Yes, however, insofar as autism has worked infiltrated the way I navigate the world, and any insult to the autism community feels like an insult to me personally, and by derivation to Martin. Remember when an ignoramus in an elevator called my friend Natasha’s pre-verbal son a thing? The offense hit me exactly as if he had called my son a thing. Two weeks ago, in a Brooklyn market, a minister—a minister by profession and not, I daresay, by vocation—yelled at my friend Stacey’s sensory-seeking son and then told Stacey to “get [her] son under control before he hurt someone.” Though I heard the story only afterward, from Stacey, I felt myself there present, as if the alleged minister had yelled at Martin and said those awful words to me. I identify with every report of a spectrum kid getting bullied, family who can’t afford biomed, or student whose school district denies appropriate special-education services. Regardless of whether we speak out or advocate, I am part of the autism community psychically.

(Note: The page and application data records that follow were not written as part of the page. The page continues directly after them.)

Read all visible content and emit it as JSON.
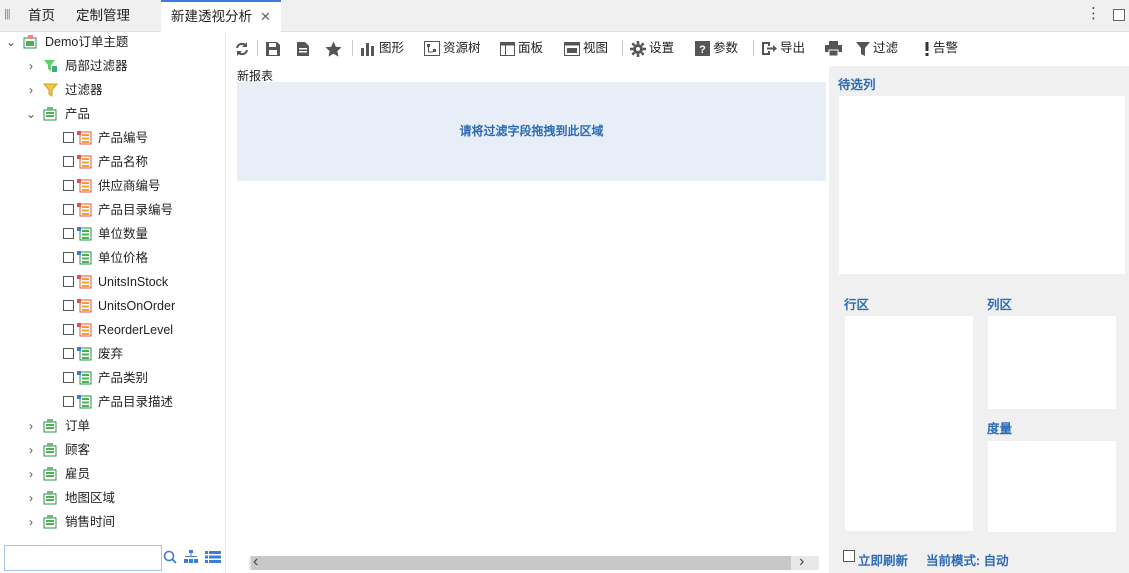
{
  "tabs": {
    "home": "首页",
    "custom": "定制管理",
    "active": "新建透视分析"
  },
  "tree": {
    "root": "Demo订单主题",
    "local_filter": "局部过滤器",
    "filter": "过滤器",
    "product": "产品",
    "fields": [
      "产品编号",
      "产品名称",
      "供应商编号",
      "产品目录编号",
      "单位数量",
      "单位价格",
      "UnitsInStock",
      "UnitsOnOrder",
      "ReorderLevel",
      "废弃",
      "产品类别",
      "产品目录描述"
    ],
    "groups": [
      "订单",
      "顾客",
      "雇员",
      "地图区域",
      "销售时间"
    ]
  },
  "toolbar": {
    "chart": "图形",
    "resource_tree": "资源树",
    "panel": "面板",
    "view": "视图",
    "settings": "设置",
    "params": "参数",
    "export": "导出",
    "filter": "过滤",
    "alert": "告警"
  },
  "main": {
    "report_title": "新报表",
    "drop_hint": "请将过滤字段拖拽到此区域"
  },
  "right": {
    "candidates": "待选列",
    "row_area": "行区",
    "col_area": "列区",
    "measure": "度量",
    "refresh_now": "立即刷新",
    "current_mode": "当前模式: 自动"
  },
  "colors": {
    "accent": "#2d6cb5",
    "drop_bg": "#e8eef8",
    "panel_bg": "#f0f0f0"
  }
}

I wonder what will happen when, for the most part, we lose Martin’s biological identification with autism, when he recovers? (I say “for the most part” because I envision him always having some level of immune sensitivity that requires special care.) I remember the episode of Curb Your Enthusiasm, when Larry David’s Los Angeles character, who’s always believed himself the son of Jewish parents, discovers he’s adopted and was born to Protestants. Immediately he begins doing stereotypical things like wearing a fanny pack, hunting, slamming beers. When we lose Martin’s biological connection to autism, will my aesthetic identification fade too? Will I ask, “Is autism bullying a problem?” or, “They have adequate social services for persons on the spectrum, don’t they?”
I won’t. I think once a person has experienced what it means to reside with autism, that feeling never goes away. Maybe it’s comparable to PTSD; I once saw a report indicating that mothers of adolescents and adults with autism experience chronic stress similar to combat soldiers. Martin is young still, his autism has never been “severe,” and shortly after we started biomed, he started sleeping regularly (other than stress, lack of sleep was the big threat to my own health), so maybe in my case the PTSD comparison is too dramatic.

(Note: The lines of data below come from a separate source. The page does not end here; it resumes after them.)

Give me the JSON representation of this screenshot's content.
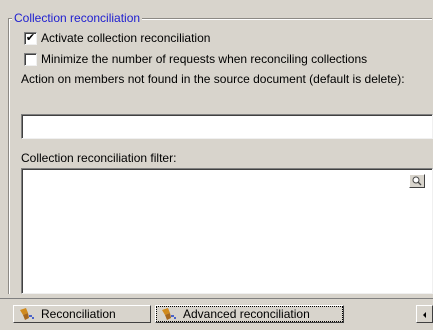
{
  "group": {
    "title": "Collection reconciliation"
  },
  "options": {
    "activate_label": "Activate collection reconciliation",
    "activate_checked_mark": "✔",
    "minimize_label": "Minimize the number of requests when reconciling collections",
    "minimize_checked_mark": ""
  },
  "action": {
    "label": "Action on members not found in the source document (default is delete):",
    "value": ""
  },
  "filter": {
    "label": "Collection reconciliation filter:",
    "value": "",
    "zoom_icon": "magnifier-icon"
  },
  "tabs": [
    {
      "label": "Reconciliation",
      "icon": "reconciliation-icon",
      "active": false
    },
    {
      "label": "Advanced reconciliation",
      "icon": "reconciliation-icon",
      "active": true
    }
  ],
  "tab_scroll_icon": "scroll-left-icon",
  "colors": {
    "window_bg": "#d8d4cc",
    "group_title": "#2020d0",
    "icon_primary": "#d08a1d",
    "icon_secondary": "#4b63c8"
  }
}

Does Rachel Dolezel have a place in the black community? Not for me to say, because it’s not my community.
My old friend from law school has me thinking this: I’m really not interested in policing the membership of the autism community, either. If a person who is biologically and documentarily unconnected to autism wants to assume the burdens of autism, wants to internalize every insult the way I do now, then I welcome that person on board. We biomed parents are striving to reduce the biological autism community. Growing the aesthetic autism community can only help those who remain biologically connected to autism to fare better in this world.